It also did not help the figure’s cause that a number started showing up with defects like gashes in the chest, obvious scratches on the hood or mis-applied silver paint on legs or wheels (mine has a sliver of silver paint on the inner thigh). I am under no illusion about how lucky I have been to get one that can be displayed beautifully in both modes without visible defects.
The head sculpt on Silverstreak/Streak still stands above all the other Masterpiece Transformers so far, without any sort of doubt in my mind. The definition on Streak’s delicate facial features and the degree to which they nailed a Generation 1 aesthetic – minus any sort of pouty lips, odd chin, bizarre eye shape or any such deviation – means from top to bottom Silverstreak is a beauty. Since this is a G1 toy deco with no significant Diaclone heritage (beyond the common GiG Italian version which simply isn’t on Takara’s radar), the fact that no Autobot symbol has been added as a tampograph strikes me as a strange choice. I can only deduce that the symbols being on a separate sheet a la Tigertrack indicates a leftover idea for what may well have come very close to actually being an MP Blue Bluestreak release as the Tokyo Toy Show exclusive.
For a time it was even thought that this release could be the all-chrome supposed second prize Diaclone campaign Fairlady Z homage upon which the E-hobby Silver Plated Streak reissue exclusive was based. It’s worth noting that no concrete evidence currently exists to support the existence of a vintage all silver chrome Diaclone second prize Fairlady, only the gold chrome first prize Fairlady has been seen and confirmed. Hell, the term “Silver Prowl” was even bandied about behind the scenes regarding the nature of this release before confirmation of its true nature emerged. With so many different expectations and desires, it’s little wonder that so many could have been disappointed with the choice of scheme for the final production version of this exclusive. However, anyone who has chosen to shun this release based on that disappointment is simply missing out on a gorgeous figure. You can’t fault people for their preferences though, not everyone wants toy-centric Masterpiece. I didn’t think I did.

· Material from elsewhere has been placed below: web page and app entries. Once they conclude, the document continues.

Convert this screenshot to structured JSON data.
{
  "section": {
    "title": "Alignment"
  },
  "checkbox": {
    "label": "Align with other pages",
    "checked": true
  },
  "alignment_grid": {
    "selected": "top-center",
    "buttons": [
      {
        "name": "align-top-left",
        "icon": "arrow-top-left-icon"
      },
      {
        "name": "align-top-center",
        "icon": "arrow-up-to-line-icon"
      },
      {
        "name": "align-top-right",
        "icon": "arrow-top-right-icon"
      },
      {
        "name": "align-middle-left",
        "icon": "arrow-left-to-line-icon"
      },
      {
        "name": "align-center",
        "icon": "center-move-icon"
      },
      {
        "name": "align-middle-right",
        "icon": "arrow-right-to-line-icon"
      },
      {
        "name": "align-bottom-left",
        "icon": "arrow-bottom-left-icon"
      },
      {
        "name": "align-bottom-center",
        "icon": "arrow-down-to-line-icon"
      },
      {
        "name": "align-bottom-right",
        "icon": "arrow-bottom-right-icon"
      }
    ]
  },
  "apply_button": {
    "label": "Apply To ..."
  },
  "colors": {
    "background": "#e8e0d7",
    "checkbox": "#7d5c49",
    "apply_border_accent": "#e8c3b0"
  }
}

And yet here I am, someone who bought into the Masterpiece 2.0 philosophy of slavish G1 cartoon accuracy and the promise of a G1 Ark crew, buying and preferring the two Autobot car Masterpieces that are most removed from that focus. G2 Lambor has more character and personality than virtually all of my MP collection despite my previous lack of attachment to anything G2 or Marvel Comic-related, so he’s my favourite Lambor, above even Tigertrack – this coming from the world’s biggest fan of ‘Yellow Sideswipe’.
And then there’s MP-18S Silverstreak, the forgotten Fairlady, who wins the whole thing by sheer bludgeoning force of good looks that overshadow every accurate cartoon detail, series homage, geek nod and nice touch of the ‘central’ Masterpiece cars. I’m so glad we got this instead of the Diaclone Blue Bluestreak on this occasion, because Blue Bluestreak deserves to be done right with Prowl’s head and waist, not to just be a direct repaint of MP-18 because of convenience. If we ever get MP-18B, he should be called simply “Bluestreak”. MP-18S Silverstreak stands outside the main continuity of Masterpiece Transformers as non-essential to those who value cartoon purity, conveniently suiting people’s need to buy accessibly priced Masterpiece, and yet is so good that in a number of collections I have seen MP-18S as the preferred “Streak”. That, ladies and gentlemen, is how you do an exclusive. However unintended it was.
All the best